Anytime a movie features an archer the archery business gets a good shot in the arm, however with the success of a blockbuster like The Hunger Games, and with less than 100 days until the Olympic Games, I believe it is a great time for archery coaches and businesses everywhere. Many businesses are already reporting increases in business since the movie opened. I personally have witnessed a significant jump in the interest in archery recently when I had 10 new people show up to join my school archery club at our last meeting.

The Hunger Games is about a game show where young people between 12-18 years old are pitted into a life-or-death situation. Twenty-four Tributes, as they are called in the game, one male and one female from each of the 12 districts in a post-apocalyptic future to fight each and the elements until there is a single victor. The movie is based on the first book on the young adult trilogy written by Suzanne Collins. With the popularity of the film, which has grossed over $350 million worldwide so far, Loinsgate has already announced it has plans for a sequel based on the second book “Catching Fire” and it will be directed by Francis Lawrence.

The movie centers on Katniss Everdeen, played by actress Jennifer Lawrence (no relationship to Francis), who uses her hunting archery skills to survive. Jennifer developed her archery skills in preparation for the role under her mentor Khatuna Lorig. Khatuna, originally from Georgia and a naturalized American, is a five-time Olympian and earned a bronze medal as part of the women’s team at the 1992 Olympics.  With the movie having a strong female heroine, I am sure the interest of young women all over the world will reach new heights.

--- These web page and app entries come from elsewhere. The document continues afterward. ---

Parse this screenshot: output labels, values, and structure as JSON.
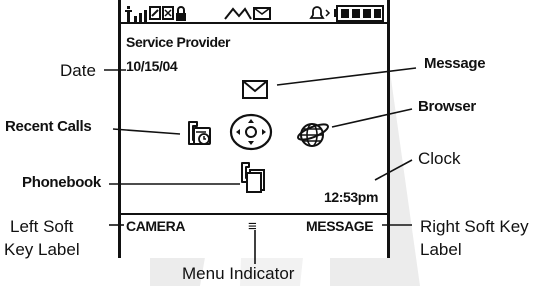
{
  "status_bar": {
    "signal_icon": "signal-strength-icon",
    "indicators": [
      "gprs-icon",
      "roam-icon",
      "lock-icon",
      "line-icon",
      "message-waiting-icon",
      "ring-style-icon",
      "battery-icon"
    ]
  },
  "screen": {
    "provider": "Service Provider",
    "date": "10/15/04",
    "clock": "12:53pm",
    "left_soft_key": "CAMERA",
    "right_soft_key": "MESSAGE",
    "menu_indicator_glyph": "≡"
  },
  "callouts": {
    "date": "Date",
    "message": "Message",
    "recent_calls": "Recent Calls",
    "browser": "Browser",
    "phonebook": "Phonebook",
    "clock": "Clock",
    "left_soft_key_line1": "Left Soft",
    "left_soft_key_line2": "Key Label",
    "right_soft_key_line1": "Right Soft Key",
    "right_soft_key_line2": "Label",
    "menu_indicator": "Menu Indicator"
  },
  "icons": {
    "message": "envelope-icon",
    "recent_calls": "recent-calls-icon",
    "nav_key": "navigation-key-icon",
    "browser": "globe-icon",
    "phonebook": "phonebook-icon"
  },
  "colors": {
    "ink": "#111111",
    "background_shape": "#e9e9e9"
  }
}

If you have not had an opportunity to see the movie yet, I highly recommend it and afterwards contact you local archery club to try archery for yourself.